(Items from an interface collection)
- Opening Delimiter -

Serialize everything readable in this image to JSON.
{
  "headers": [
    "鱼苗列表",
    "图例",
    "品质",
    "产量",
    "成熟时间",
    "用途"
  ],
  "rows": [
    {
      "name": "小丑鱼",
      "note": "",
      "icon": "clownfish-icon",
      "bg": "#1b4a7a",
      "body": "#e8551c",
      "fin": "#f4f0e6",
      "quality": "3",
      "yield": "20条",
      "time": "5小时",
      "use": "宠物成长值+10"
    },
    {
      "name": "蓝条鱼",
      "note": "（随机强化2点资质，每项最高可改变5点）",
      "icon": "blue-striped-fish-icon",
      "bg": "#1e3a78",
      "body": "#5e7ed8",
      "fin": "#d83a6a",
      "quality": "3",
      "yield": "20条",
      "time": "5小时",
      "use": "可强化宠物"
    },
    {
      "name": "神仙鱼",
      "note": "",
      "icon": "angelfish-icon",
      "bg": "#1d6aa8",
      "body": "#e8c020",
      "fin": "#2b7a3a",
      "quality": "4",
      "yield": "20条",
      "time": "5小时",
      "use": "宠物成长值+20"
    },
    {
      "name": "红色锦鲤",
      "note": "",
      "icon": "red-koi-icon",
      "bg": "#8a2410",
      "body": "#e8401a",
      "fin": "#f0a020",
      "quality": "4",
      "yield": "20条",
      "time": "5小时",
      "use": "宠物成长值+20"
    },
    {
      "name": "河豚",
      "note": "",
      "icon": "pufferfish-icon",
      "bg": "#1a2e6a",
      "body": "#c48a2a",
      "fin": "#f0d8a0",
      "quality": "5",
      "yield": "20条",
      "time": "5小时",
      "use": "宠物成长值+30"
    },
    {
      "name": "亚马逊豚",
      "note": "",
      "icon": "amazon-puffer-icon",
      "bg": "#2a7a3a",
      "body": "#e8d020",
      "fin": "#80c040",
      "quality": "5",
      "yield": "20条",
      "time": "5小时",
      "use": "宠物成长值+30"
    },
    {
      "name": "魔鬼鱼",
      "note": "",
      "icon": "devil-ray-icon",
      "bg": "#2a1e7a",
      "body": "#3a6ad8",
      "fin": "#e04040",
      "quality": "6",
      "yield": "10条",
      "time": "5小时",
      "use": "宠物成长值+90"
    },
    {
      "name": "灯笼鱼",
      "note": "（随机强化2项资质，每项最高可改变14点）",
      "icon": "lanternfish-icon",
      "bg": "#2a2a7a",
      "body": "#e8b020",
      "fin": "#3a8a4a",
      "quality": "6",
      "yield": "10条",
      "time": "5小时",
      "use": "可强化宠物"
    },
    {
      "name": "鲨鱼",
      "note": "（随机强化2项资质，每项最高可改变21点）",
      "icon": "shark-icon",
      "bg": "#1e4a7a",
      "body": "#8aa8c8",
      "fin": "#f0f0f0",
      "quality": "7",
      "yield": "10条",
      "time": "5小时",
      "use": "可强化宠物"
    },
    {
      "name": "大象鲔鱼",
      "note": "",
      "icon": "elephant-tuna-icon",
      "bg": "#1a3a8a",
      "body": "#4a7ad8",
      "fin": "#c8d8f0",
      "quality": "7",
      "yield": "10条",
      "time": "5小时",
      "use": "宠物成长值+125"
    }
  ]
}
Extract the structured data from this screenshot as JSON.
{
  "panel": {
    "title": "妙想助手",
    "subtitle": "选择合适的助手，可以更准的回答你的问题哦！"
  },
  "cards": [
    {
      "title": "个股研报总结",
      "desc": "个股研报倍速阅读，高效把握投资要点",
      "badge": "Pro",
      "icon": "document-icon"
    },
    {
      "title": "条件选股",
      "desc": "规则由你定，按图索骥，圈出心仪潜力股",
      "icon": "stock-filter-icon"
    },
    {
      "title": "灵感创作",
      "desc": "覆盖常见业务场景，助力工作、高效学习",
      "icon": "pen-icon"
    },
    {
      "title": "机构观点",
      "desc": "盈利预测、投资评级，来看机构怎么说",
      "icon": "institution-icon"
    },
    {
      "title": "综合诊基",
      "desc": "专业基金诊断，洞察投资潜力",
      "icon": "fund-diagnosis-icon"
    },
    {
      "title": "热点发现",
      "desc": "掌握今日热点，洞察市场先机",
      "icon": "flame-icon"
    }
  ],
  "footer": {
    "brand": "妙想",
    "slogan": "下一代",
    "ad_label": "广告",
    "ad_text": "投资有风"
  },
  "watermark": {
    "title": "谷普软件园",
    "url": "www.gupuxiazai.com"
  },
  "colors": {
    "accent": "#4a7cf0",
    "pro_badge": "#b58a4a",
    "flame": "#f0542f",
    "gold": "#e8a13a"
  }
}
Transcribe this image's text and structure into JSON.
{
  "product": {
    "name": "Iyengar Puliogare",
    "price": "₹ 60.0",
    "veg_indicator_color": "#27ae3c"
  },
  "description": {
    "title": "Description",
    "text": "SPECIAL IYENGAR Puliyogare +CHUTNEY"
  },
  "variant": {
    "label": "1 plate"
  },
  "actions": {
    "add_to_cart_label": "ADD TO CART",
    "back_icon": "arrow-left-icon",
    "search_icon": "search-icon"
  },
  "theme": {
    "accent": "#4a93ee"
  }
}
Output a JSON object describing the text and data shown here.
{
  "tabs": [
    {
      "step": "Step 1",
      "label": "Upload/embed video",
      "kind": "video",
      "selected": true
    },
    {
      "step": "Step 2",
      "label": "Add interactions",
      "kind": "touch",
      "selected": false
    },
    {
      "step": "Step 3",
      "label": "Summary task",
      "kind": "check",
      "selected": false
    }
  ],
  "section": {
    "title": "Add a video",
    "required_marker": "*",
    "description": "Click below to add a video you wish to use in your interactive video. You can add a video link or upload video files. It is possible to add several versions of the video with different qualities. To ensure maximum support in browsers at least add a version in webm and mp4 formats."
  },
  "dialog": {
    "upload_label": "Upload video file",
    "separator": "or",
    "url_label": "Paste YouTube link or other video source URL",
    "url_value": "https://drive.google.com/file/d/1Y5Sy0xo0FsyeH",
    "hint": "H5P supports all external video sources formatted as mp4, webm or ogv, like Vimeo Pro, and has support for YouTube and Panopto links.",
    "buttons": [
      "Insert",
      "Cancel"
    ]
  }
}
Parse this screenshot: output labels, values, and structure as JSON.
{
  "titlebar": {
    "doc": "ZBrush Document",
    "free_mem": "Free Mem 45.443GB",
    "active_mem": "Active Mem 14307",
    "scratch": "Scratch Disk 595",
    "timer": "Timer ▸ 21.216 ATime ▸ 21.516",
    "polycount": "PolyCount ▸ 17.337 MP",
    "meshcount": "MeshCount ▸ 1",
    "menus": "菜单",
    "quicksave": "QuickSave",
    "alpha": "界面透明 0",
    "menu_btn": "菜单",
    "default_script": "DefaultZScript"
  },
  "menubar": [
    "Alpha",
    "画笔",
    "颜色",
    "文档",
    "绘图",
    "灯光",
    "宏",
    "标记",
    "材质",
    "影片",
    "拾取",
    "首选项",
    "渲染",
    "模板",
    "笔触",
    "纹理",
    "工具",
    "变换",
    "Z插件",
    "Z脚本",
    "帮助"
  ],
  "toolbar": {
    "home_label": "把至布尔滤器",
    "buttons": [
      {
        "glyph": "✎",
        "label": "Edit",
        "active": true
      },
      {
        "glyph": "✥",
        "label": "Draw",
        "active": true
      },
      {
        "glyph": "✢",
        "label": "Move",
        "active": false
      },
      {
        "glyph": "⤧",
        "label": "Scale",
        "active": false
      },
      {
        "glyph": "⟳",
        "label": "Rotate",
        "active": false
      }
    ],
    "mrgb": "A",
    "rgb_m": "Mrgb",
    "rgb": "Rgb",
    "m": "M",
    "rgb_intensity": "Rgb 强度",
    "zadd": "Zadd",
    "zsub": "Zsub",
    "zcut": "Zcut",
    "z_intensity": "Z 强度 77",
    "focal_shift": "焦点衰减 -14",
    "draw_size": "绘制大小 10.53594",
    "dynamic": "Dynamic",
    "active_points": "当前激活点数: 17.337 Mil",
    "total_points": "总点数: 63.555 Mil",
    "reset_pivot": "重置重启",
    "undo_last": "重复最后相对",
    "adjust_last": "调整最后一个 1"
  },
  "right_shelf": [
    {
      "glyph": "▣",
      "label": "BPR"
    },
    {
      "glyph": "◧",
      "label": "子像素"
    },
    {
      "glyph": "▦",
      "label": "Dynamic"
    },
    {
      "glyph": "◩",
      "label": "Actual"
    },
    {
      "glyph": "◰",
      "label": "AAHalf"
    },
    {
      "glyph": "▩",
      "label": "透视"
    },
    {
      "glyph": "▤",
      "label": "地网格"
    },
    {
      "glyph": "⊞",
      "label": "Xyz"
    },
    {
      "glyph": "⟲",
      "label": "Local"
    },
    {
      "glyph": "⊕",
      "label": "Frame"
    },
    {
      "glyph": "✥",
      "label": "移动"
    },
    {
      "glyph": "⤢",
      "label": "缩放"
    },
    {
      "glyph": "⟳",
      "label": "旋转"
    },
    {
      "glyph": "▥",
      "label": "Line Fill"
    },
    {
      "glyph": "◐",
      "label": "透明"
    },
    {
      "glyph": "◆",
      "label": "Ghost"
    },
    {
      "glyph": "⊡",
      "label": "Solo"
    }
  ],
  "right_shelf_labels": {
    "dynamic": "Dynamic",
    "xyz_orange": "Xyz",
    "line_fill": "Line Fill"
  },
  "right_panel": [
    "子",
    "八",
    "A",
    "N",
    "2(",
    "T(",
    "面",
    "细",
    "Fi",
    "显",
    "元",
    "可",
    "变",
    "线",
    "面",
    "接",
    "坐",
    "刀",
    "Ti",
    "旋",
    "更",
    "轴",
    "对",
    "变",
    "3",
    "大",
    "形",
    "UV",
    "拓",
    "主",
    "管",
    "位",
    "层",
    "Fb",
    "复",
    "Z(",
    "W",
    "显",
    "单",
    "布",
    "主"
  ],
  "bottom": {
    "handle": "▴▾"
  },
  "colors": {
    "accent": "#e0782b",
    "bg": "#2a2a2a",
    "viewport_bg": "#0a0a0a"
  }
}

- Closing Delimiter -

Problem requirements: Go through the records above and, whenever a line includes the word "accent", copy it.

Solution to this exercise:
    "accent": "#4a7cf0",
    "accent": "#4a93ee"
    "accent": "#e0782b",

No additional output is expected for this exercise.